RECORDS PROVIDED:
☆ ☆ ☆ ☆ ☆ ☆ ☆
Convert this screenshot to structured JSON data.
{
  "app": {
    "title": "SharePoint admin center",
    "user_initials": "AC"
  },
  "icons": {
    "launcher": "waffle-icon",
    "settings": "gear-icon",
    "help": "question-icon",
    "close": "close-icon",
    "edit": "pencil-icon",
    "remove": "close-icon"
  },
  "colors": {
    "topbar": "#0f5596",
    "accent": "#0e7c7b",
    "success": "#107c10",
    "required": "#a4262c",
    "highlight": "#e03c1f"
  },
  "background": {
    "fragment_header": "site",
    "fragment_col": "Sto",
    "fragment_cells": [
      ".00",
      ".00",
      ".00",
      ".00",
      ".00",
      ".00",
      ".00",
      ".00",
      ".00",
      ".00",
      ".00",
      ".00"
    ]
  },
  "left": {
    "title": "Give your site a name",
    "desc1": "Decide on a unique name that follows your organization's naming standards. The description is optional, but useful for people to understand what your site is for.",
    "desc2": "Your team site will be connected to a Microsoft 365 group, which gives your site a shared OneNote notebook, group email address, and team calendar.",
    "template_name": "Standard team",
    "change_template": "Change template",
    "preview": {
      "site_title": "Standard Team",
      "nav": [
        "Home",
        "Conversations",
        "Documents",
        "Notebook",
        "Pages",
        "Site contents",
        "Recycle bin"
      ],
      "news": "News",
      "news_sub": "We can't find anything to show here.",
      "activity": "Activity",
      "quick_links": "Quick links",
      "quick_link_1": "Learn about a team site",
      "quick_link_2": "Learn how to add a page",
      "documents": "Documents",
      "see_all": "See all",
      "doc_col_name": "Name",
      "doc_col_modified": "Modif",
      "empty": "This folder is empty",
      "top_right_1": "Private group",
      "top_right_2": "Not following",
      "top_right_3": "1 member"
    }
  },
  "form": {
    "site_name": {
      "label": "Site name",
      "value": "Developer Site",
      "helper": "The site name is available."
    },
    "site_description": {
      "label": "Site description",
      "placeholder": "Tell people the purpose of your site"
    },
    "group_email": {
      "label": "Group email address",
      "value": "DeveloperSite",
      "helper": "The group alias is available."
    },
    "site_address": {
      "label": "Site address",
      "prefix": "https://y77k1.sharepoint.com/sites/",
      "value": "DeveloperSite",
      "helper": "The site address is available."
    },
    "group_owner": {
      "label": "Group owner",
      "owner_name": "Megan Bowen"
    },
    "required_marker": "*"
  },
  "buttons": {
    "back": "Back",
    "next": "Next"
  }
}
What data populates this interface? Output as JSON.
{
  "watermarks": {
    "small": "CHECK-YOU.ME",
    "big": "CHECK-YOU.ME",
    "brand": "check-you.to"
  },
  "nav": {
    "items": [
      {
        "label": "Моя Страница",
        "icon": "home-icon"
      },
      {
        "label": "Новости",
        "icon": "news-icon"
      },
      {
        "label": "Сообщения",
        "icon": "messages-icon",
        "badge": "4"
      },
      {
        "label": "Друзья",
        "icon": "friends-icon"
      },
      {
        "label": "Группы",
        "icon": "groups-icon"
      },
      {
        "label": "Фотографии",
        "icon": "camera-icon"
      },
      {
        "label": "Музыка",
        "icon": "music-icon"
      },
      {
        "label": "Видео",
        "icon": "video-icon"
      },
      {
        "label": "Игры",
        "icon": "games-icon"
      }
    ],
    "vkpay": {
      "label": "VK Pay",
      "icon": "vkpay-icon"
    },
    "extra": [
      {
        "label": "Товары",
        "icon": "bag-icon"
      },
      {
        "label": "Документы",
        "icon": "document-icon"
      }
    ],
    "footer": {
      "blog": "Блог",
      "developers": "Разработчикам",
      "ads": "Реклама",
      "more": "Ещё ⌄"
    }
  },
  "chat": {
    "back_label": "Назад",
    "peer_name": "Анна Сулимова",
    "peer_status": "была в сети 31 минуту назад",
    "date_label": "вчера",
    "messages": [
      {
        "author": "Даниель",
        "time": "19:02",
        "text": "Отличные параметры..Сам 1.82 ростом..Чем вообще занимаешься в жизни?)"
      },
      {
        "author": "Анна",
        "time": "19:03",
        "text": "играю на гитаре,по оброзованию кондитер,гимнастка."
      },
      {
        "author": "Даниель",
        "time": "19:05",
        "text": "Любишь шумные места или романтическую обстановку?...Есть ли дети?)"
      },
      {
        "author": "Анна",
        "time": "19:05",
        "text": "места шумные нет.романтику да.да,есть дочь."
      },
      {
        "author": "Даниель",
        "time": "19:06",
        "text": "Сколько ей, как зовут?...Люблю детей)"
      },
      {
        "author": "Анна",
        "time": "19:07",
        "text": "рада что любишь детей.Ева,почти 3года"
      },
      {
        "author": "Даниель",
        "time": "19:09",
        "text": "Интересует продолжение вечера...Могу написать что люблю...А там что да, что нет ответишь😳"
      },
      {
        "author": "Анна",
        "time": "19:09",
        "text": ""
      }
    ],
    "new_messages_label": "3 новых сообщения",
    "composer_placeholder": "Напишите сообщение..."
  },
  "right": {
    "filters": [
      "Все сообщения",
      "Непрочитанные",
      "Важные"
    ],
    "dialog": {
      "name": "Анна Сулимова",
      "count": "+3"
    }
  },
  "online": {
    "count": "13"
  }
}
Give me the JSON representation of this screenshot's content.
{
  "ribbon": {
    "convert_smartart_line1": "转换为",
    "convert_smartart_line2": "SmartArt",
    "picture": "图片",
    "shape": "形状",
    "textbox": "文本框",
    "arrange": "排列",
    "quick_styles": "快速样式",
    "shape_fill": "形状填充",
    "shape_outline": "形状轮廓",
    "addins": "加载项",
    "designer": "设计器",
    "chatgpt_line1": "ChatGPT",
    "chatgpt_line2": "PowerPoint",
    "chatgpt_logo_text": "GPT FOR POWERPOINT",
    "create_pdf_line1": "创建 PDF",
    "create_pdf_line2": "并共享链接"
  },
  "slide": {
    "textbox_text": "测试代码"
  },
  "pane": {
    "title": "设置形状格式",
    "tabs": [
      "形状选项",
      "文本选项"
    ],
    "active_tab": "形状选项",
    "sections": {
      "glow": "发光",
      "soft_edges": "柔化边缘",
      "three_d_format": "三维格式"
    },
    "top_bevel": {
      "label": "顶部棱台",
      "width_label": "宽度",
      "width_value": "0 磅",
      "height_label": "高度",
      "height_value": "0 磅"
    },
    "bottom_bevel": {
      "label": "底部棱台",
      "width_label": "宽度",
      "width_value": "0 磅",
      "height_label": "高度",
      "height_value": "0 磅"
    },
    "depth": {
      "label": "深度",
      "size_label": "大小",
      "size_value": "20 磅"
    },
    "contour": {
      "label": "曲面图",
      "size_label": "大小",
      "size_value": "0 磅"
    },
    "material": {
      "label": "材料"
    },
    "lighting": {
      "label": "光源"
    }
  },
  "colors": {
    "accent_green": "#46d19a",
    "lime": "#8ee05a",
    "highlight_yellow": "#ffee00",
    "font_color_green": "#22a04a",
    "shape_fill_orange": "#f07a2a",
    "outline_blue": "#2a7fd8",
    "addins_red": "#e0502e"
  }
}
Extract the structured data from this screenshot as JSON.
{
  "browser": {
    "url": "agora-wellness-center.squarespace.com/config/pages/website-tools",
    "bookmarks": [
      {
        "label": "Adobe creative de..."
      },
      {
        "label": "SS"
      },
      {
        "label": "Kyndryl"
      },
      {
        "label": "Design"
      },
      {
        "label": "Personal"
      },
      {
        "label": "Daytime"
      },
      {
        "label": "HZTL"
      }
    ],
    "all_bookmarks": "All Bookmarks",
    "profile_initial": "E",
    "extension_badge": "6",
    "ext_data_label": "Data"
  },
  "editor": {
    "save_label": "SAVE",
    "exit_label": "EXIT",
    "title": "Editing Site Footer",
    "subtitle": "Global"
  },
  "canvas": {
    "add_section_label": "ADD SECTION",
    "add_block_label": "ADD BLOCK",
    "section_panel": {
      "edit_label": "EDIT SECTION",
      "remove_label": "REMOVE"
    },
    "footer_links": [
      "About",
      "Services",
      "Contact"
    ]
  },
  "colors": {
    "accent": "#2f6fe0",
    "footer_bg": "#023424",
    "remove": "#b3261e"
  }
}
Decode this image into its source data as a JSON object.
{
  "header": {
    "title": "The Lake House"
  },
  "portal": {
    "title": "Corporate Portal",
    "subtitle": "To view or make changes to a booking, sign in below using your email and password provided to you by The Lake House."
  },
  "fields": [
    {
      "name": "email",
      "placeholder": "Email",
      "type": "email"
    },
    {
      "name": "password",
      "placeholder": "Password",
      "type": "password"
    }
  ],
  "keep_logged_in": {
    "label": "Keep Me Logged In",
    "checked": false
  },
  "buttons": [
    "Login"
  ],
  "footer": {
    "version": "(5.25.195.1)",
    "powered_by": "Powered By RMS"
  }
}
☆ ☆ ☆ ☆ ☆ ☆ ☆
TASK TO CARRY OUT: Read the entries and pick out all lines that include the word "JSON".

ANSWER TO THIS EXERCISE:
Convert this screenshot to structured JSON data.
What data populates this interface? Output as JSON.
Give me the JSON representation of this screenshot's content.
Extract the structured data from this screenshot as JSON.
Decode this image into its source data as a JSON object.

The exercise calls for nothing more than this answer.